District officials are hoping the new labs, designed to offer a holistic high school experience, will help the school retain more of its students who would traditionally leave to attend the Bergen County Technical School, a magnet school in Teterboro, the Bergen Arts & Sciences Charter School, area private schools and the Bergen County Academies, a tuition-free public magnet high school in Hackensack that offers specialized career-focused programming, said Superintendent Douglas Petty.
Middle school students in the city were invited to visit the labs during the summer as a way to highlight resources available through the public high school.
D’Amico said he visited similar labs at the New Jersey Institute of Technology and a high school in Madison. Architecture firm ENV was hired to design, refurbish and build the labs, which were finished in 2018 and 2020.
The biomedical lab cost $1.03 million and the engineering/construction technology lab cost $1.15 million. The projects were funded from the district’s capital reserves, said Petty.
“A lot of things seem like magic. Like how do you get that clipboard, where does that come from? It’s just magic. It just appears in the store and you get it,” said Bareiss.
“We run through projects where they [the students] have to make them. They have to see – ‘Oh there are three screws here, why are there three screws here? Well, because I built it with two screws and it broke. So, now I know, why everything is built like it is, and how it comes together. And how, everything is connected,” Bareiss said.
Bareiss, who said his father is a metalsmith, loved robotics as a high school student and has worked with machines and different media for years. He wears a bowtie that he carved out of redwood.
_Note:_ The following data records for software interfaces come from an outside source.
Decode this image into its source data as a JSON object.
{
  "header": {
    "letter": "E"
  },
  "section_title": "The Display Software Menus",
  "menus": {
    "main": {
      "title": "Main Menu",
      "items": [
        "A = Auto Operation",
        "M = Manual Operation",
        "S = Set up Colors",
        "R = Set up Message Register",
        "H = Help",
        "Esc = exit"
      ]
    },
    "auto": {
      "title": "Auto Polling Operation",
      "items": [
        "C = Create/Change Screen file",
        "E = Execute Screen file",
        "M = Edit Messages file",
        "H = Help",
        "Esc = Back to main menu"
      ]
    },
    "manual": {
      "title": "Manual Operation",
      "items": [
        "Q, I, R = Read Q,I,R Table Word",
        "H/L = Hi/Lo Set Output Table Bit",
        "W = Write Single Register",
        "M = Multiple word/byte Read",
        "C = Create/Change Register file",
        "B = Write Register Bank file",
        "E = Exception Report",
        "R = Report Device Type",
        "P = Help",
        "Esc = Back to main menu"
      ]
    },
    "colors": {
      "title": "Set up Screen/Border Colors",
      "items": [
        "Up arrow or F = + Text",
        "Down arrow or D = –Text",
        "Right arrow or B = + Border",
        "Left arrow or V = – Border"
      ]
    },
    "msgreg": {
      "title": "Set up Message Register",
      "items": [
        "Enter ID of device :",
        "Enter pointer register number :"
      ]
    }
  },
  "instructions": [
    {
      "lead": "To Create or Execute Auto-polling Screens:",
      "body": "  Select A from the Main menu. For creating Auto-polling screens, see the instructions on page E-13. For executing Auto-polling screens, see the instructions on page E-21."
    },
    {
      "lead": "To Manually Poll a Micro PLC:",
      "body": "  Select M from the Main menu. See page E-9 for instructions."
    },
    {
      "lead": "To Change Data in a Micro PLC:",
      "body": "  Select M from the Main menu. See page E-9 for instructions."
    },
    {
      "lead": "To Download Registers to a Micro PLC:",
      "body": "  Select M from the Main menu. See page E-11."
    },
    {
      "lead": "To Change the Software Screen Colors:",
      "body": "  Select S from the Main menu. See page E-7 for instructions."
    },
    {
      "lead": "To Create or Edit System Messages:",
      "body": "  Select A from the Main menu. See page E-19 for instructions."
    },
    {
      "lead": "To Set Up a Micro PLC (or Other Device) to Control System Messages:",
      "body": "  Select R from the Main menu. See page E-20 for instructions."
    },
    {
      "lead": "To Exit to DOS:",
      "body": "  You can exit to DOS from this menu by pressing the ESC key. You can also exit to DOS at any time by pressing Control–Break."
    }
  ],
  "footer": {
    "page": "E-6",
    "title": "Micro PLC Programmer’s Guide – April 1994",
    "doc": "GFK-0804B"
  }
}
That bowtie caught D’Amico’s eye at a 2018 job fair when the school was searching for a teacher to run the lab. Soon after he offered the job to Bareiss.
During the 2020 school year, when the lab was complete but not open to students because of pandemic-related restrictions, Bareiss used the delay to learn how to operate the laser cutter, the resin printers, and even the newest iteration of 3D printers.
Students inevitably face “many points of failure” when working with the machines, said Bareiss, but that is the goal of hands-on learning and exploration. “Failure just narrows down what is right,” he said.
“You can shape a student’s career goal with their experiences too,” said science teacher Thao Hansen, by simply introducing students to new possibilities.
Mary Ann Koruth covers education for NorthJersey.com. To get unlimited access to the latest news about New Jersey’s schools and how it affects your children, please subscribe or activate your digital account today.